→ Problem:
If an entry holds a picture, drop the picture and restate the rest word for word.

════════════════════

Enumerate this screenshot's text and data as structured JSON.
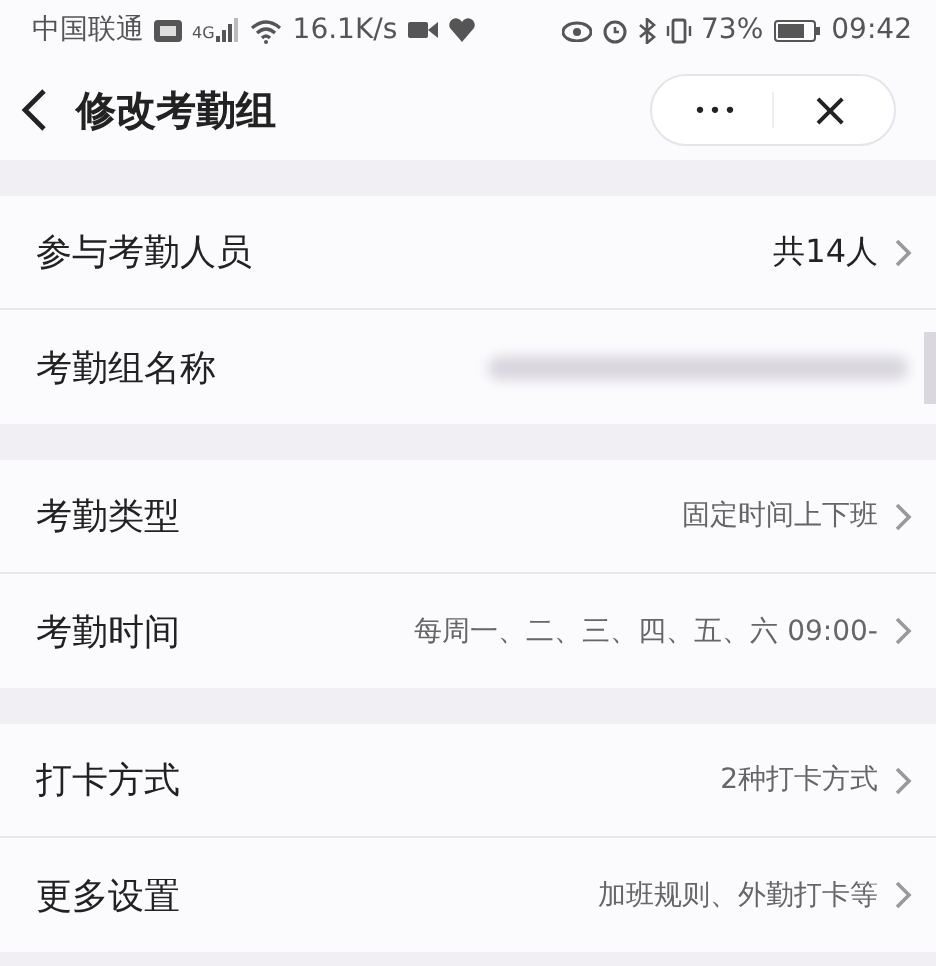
{
  "status_bar": {
    "carrier": "中国联通",
    "network": "4G",
    "speed": "16.1K/s",
    "battery_percent": "73%",
    "time": "09:42"
  },
  "nav_bar": {
    "title": "修改考勤组",
    "more_label": "•••",
    "close_label": "×"
  },
  "groups": [
    {
      "rows": [
        {
          "label": "参与考勤人员",
          "value": "共14人",
          "emphasized": true
        },
        {
          "label": "考勤组名称",
          "value_redacted": true
        }
      ]
    },
    {
      "rows": [
        {
          "label": "考勤类型",
          "value": "固定时间上下班",
          "emphasized": false
        },
        {
          "label": "考勤时间",
          "value": "每周一、二、三、四、五、六 09:00-",
          "emphasized": false
        }
      ]
    },
    {
      "rows": [
        {
          "label": "打卡方式",
          "value": "2种打卡方式",
          "emphasized": false
        },
        {
          "label": "更多设置",
          "value": "加班规则、外勤打卡等",
          "emphasized": false
        }
      ]
    }
  ]
}
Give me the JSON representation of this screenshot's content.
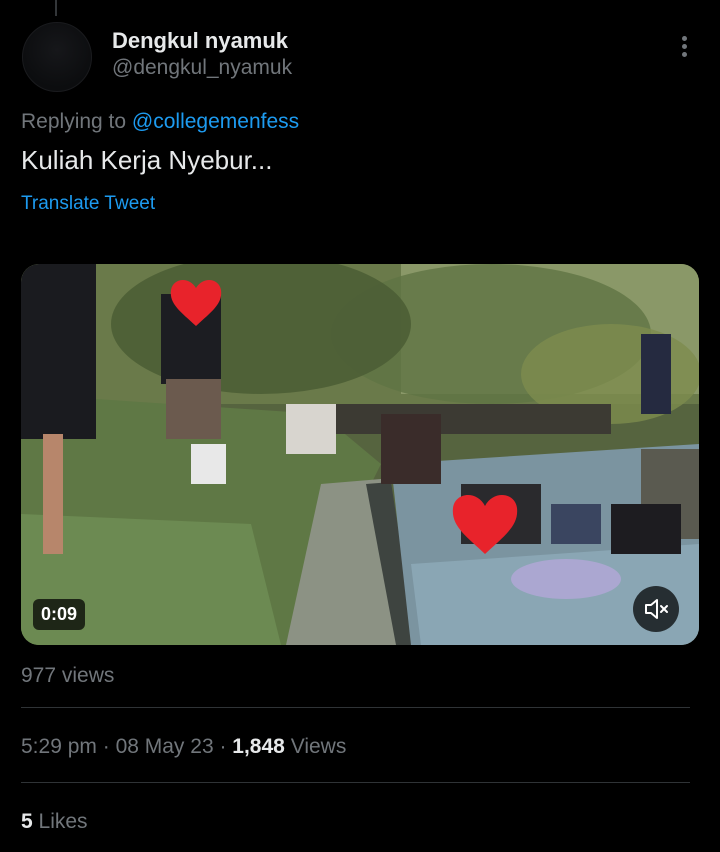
{
  "tweet": {
    "author_name": "Dengkul nyamuk",
    "author_handle": "@dengkul_nyamuk",
    "replying_prefix": "Replying to",
    "replying_to": "@collegemenfess",
    "text": "Kuliah Kerja Nyebur...",
    "translate_label": "Translate Tweet"
  },
  "media": {
    "duration": "0:09",
    "mute_icon": "speaker-muted-icon",
    "views_label": "977 views"
  },
  "meta": {
    "time": "5:29 pm",
    "sep1": " · ",
    "date": "08 May 23",
    "sep2": " · ",
    "views_count": "1,848",
    "views_word": " Views"
  },
  "engagement": {
    "likes_count": "5",
    "likes_word": " Likes"
  },
  "colors": {
    "background": "#000000",
    "text_primary": "#e7e9ea",
    "text_secondary": "#71767b",
    "link": "#1d9bf0",
    "divider": "#2f3336"
  }
}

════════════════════

→ Result for this task:
Enumerate this screenshot's text and data as structured JSON.
{
  "status_bar": {
    "carrier": "中国联通",
    "network": "4G",
    "speed": "16.1K/s",
    "battery_percent": "73%",
    "time": "09:42"
  },
  "nav_bar": {
    "title": "修改考勤组",
    "more_label": "•••",
    "close_label": "×"
  },
  "groups": [
    {
      "rows": [
        {
          "label": "参与考勤人员",
          "value": "共14人",
          "emphasized": true
        },
        {
          "label": "考勤组名称",
          "value_redacted": true
        }
      ]
    },
    {
      "rows": [
        {
          "label": "考勤类型",
          "value": "固定时间上下班",
          "emphasized": false
        },
        {
          "label": "考勤时间",
          "value": "每周一、二、三、四、五、六 09:00-",
          "emphasized": false
        }
      ]
    },
    {
      "rows": [
        {
          "label": "打卡方式",
          "value": "2种打卡方式",
          "emphasized": false
        },
        {
          "label": "更多设置",
          "value": "加班规则、外勤打卡等",
          "emphasized": false
        }
      ]
    }
  ]
}
Give me the JSON representation of this screenshot's content.
{
  "tweet": {
    "author_name": "Dengkul nyamuk",
    "author_handle": "@dengkul_nyamuk",
    "replying_prefix": "Replying to",
    "replying_to": "@collegemenfess",
    "text": "Kuliah Kerja Nyebur...",
    "translate_label": "Translate Tweet"
  },
  "media": {
    "duration": "0:09",
    "mute_icon": "speaker-muted-icon",
    "views_label": "977 views"
  },
  "meta": {
    "time": "5:29 pm",
    "sep1": " · ",
    "date": "08 May 23",
    "sep2": " · ",
    "views_count": "1,848",
    "views_word": " Views"
  },
  "engagement": {
    "likes_count": "5",
    "likes_word": " Likes"
  },
  "colors": {
    "background": "#000000",
    "text_primary": "#e7e9ea",
    "text_secondary": "#71767b",
    "link": "#1d9bf0",
    "divider": "#2f3336"
  }
}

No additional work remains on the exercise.